Texas residents who are U.S. citizens and eligible to vote, but who do not have one of those forms of photo identification can apply for Election Identification Certificates, which are free and valid for six years.
To qualify, an applicant must prove U.S. citizenship and Texas residency. A certified copy of a birth certificate and two of 33 possible supporting documents, which include a Social Security card, W-2, an out of state drivers license, a voter registration card or pilot's license, are required to prove U.S. citizenship and identity.
Election Identification Certificates are available at local Texas Department of Public Safety offices.
Around 200 voters filed affidavits to correct differences in names found on identification cards when compared to names on voter rolls. No one has been turned away. Mrs. Nelson said there is misinformation circulating that people will be denied access to polls but she said the process has been quick and easy.
Precincts 1, 4, 81
Pine Springs Baptist Church
2155 County Road 334 Tyler, 75708
Precincts 2, 76
Douglas Elementary School
1525 N. Carlyle Ave. Tyler, 75702
Precincts 3, 21
Pollard Methodist Church
3030 New Copeland Road Tyler, 75701
Precincts 5, 17, 19
Lindale Masonic Lodge
200 Margaret St. Lindale, 75771
Precincts 6, 47
Red Springs Fire Department
16759 Farm-to-Market 14 Tyler, 75706
Precincts 7, 82
Winona First Methodist Church
206 Tyler St. Winona, 75792

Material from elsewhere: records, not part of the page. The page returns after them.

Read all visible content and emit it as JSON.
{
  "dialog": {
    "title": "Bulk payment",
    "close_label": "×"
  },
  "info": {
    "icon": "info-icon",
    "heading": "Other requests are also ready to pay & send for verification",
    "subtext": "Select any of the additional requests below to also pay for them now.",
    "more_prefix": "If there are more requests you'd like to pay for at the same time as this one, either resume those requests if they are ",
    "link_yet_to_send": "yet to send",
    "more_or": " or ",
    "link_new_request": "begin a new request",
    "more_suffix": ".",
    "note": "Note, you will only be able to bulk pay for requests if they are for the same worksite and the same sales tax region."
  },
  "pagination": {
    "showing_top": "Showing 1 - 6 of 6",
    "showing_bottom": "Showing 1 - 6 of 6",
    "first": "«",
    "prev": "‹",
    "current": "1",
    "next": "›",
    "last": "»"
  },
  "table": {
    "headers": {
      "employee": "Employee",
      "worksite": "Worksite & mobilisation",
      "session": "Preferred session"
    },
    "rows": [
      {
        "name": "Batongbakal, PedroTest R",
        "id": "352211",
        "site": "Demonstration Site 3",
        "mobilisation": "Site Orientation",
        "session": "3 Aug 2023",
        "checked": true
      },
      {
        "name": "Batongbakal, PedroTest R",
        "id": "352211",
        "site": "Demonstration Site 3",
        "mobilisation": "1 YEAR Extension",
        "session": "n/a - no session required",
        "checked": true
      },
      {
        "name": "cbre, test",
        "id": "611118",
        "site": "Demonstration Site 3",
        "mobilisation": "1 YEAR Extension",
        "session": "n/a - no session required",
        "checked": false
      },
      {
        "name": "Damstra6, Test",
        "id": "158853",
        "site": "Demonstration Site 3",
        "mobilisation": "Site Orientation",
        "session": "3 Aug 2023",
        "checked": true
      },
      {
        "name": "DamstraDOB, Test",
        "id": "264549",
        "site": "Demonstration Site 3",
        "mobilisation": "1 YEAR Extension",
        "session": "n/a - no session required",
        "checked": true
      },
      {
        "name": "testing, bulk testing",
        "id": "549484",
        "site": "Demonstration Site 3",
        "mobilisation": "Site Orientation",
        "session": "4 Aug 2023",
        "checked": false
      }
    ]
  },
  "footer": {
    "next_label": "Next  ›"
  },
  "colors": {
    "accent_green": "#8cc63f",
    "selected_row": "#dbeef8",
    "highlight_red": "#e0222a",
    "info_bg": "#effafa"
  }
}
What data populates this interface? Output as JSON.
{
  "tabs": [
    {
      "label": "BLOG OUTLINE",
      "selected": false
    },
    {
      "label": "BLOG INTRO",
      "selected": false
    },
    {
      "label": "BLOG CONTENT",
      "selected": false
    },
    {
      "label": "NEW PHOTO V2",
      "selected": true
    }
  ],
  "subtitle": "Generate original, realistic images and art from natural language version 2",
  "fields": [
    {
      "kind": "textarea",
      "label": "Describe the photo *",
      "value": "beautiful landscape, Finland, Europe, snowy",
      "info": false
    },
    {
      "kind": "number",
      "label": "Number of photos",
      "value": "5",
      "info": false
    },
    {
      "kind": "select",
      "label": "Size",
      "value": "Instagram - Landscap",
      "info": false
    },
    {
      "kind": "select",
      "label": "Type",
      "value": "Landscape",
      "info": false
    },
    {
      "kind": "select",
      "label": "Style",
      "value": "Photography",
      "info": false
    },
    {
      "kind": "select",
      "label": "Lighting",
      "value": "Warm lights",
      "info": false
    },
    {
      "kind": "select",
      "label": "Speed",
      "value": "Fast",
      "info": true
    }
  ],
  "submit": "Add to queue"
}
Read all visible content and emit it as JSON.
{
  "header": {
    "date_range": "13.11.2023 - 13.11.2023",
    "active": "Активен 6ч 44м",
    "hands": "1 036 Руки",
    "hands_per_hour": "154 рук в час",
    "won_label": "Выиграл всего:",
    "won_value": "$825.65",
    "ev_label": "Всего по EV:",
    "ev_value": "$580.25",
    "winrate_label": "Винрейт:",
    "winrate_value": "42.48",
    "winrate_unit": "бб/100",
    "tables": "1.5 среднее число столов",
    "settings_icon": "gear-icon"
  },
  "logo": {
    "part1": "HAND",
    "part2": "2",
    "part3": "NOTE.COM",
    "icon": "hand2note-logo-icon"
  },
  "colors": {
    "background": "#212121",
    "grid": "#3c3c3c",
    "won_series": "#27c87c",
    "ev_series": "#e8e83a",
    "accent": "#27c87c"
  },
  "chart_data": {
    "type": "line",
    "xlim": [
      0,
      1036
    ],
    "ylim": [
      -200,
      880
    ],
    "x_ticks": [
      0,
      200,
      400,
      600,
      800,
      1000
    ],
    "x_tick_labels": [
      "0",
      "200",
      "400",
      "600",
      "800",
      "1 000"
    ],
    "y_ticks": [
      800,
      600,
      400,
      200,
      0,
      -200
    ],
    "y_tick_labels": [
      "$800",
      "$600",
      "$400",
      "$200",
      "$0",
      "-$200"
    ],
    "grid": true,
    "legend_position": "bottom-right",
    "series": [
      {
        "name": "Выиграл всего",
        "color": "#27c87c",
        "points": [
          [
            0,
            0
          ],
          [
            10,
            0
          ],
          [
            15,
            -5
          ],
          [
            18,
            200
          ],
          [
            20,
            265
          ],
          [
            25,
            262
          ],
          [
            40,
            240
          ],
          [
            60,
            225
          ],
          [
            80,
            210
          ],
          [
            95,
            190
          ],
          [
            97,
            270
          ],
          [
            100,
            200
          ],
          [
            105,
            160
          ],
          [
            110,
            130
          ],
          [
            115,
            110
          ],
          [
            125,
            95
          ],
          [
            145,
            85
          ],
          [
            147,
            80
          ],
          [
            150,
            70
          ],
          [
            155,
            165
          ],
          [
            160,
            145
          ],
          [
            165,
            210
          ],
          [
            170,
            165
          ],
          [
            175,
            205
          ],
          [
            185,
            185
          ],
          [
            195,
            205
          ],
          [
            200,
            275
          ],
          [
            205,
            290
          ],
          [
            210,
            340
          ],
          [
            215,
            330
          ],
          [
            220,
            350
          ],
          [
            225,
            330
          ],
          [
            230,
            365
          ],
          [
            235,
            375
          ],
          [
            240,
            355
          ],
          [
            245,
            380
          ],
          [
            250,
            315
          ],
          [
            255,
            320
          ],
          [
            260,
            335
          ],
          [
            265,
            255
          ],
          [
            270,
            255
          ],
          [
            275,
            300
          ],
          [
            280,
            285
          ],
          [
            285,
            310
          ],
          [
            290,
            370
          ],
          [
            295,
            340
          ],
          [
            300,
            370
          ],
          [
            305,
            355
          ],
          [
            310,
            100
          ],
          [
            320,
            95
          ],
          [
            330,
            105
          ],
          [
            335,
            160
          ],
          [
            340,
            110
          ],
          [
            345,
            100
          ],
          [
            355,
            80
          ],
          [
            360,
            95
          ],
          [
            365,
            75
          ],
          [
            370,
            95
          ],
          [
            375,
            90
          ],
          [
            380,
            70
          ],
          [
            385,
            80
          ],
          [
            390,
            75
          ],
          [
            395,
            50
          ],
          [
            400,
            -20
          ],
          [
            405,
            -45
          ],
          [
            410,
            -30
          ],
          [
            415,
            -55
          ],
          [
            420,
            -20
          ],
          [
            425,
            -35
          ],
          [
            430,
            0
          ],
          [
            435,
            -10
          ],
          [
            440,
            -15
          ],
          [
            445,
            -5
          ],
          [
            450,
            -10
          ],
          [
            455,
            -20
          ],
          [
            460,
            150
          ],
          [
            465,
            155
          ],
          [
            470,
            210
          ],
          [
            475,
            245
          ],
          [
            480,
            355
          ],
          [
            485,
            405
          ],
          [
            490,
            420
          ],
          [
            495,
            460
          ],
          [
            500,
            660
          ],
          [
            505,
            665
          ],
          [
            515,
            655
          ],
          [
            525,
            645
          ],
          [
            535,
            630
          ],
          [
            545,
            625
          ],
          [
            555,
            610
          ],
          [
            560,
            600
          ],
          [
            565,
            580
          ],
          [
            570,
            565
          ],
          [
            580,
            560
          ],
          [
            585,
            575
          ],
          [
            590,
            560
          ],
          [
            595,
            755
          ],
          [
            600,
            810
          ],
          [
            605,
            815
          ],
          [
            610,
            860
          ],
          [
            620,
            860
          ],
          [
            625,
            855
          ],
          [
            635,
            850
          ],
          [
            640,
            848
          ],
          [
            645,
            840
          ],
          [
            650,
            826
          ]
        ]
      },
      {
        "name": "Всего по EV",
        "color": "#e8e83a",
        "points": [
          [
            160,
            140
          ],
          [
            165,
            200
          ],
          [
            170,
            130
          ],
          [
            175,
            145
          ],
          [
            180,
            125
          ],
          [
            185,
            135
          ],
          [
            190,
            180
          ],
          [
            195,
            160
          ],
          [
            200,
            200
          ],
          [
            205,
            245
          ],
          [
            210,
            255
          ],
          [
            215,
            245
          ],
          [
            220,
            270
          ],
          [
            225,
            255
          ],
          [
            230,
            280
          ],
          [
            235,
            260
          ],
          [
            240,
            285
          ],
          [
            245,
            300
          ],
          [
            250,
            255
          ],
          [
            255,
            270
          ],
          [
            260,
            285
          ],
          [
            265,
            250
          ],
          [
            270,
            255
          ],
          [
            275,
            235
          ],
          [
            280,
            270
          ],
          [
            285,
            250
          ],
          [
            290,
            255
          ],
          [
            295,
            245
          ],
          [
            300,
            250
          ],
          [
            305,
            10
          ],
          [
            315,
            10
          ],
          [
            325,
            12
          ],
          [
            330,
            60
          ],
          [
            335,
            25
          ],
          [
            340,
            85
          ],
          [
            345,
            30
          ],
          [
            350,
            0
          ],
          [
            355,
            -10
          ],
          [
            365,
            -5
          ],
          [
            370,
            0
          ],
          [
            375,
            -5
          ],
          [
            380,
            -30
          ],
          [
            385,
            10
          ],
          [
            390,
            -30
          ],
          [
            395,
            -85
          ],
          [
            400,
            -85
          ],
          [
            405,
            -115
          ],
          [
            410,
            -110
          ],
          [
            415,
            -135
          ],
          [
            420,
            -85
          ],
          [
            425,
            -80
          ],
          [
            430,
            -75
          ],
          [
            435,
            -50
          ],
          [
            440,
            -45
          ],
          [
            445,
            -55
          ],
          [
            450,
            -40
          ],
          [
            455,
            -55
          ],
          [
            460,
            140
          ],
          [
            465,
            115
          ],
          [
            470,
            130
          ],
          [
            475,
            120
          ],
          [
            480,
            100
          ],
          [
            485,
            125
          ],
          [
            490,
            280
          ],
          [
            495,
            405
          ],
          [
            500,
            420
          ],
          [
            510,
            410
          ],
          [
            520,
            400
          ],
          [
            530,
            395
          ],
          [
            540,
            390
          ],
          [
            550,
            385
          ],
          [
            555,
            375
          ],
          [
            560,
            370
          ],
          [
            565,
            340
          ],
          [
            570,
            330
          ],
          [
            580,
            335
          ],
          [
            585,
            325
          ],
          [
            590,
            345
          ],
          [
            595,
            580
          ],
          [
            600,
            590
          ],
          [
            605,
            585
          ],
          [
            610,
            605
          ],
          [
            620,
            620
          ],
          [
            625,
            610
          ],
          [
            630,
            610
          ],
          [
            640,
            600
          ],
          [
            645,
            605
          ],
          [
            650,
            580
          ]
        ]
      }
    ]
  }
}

Precincts 8, 46
Starville Church of the Living God
18396 Texas Highway 271 Winona, 75792
Precincts 9, 14, 66
Hopewell Valley Baptist Church No. 1
10572 CR49 Tyler, 75709
Jackson Elementary School
16406 FM2767 Tyler, 75707
Tyler Public Library
201 S. College Ave. Tyler, 75702
Boulter Middle School
2926 Garden Valley Road Tyler, 75702
Precincts 13, 18
Austin Elementary School
1105 W. Franklin St. Tyler, 75702
Hideaway Members Services Building
101 Hide-a-Way Lane Central Lindale, 75771
Orr Elementary Schoool
3350 Pine Haven Road Tyler, 75702
Bonner Elementary School
235 S. Saunders Ave. Tyler, 75702
Precincts 22, 23
Bell Elementary School
1409 E. Hankerson St. Tyler, 75701
Precincts 25, 59
Colonial Hills Baptist Church
7330 S. Broadway Ave. Tyler, 75703
Precincts 26, 31
Chapel Hill High School
13172 Texas Highway 64 E. Tyler, 75707
Precincts 27, 64
Rose Heights Church of God
2120 Old Omen Road, Tyler, 75701
Precincts 28, 30
Whitehouse Municipal Court
311 E. Main St. Whitehouse, 75791
Precinct 29, 45
Cameron Jarvis Library
102 S. Georgia St. Troup, 75789
Precincts 34, 39, 73
Jones-Brashear Elementary School
3450 Chandler Highway, Tyler, 75702
St. Louis Baptist Church
4000 Frankston Highway, Tyler, 75701
Precincts 36, 80
Tyler ISD Administration Building
1319 Earl Campbell Parkway, Tyler, 75701
Precincts 37, 41, 75, 79
Bullard First Methodist Church
204 N. Rather St. Bullard, 75757
Precincts 38, 54, 58, 71
Hollytree Country Club
6700 Hollytree Dr. Tyler, 75703
Precincts 40, 42, 74
Noonday Community Center
16662 CR196 Tyler, 75703
Precincts 43, 50, 70, 72, 77, 78
Birdwell Elementary School
2010 Talley Ave. Tyler, 75701
Precincts 44, 48, 65
Dixie Volunteer Fire Department
584 CR1143 Tyler, 75704
Precincts 49, 52
New Harmony Community Center
10586 FM 724 Tyler, 75704
Precincts 55, 56
Ornelas Activity Center
3402 Old Omen Road, Tyler, 75701
Precincts 60, 63
New Life Baptist Church
3575 CR384, Tyler, 75708
Gary Elementary School
730 S. Chilton Ave. Tyler, 75701